> **WHAT IS REQUIRED**: For the word "title", give the number of lines in these entries that contain it, with nothing else.

> **AVAILABLE DATA**:

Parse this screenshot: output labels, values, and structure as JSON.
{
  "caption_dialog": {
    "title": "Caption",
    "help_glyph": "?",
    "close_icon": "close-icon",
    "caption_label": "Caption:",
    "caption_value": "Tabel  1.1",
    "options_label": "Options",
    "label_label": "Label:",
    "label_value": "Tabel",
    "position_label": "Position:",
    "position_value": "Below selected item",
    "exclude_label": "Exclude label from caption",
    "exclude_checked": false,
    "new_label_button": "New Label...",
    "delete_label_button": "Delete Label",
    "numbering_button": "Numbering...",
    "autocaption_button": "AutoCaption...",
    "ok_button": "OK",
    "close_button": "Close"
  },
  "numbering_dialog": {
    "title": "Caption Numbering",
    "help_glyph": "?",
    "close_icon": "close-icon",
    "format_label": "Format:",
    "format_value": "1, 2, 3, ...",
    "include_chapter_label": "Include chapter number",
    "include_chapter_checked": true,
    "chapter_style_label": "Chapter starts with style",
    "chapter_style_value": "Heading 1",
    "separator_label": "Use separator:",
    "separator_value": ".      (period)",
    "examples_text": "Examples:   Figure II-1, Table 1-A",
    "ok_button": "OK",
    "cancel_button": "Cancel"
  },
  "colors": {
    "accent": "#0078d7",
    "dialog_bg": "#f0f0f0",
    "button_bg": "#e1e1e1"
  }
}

> **YOUR SOLUTION**: 2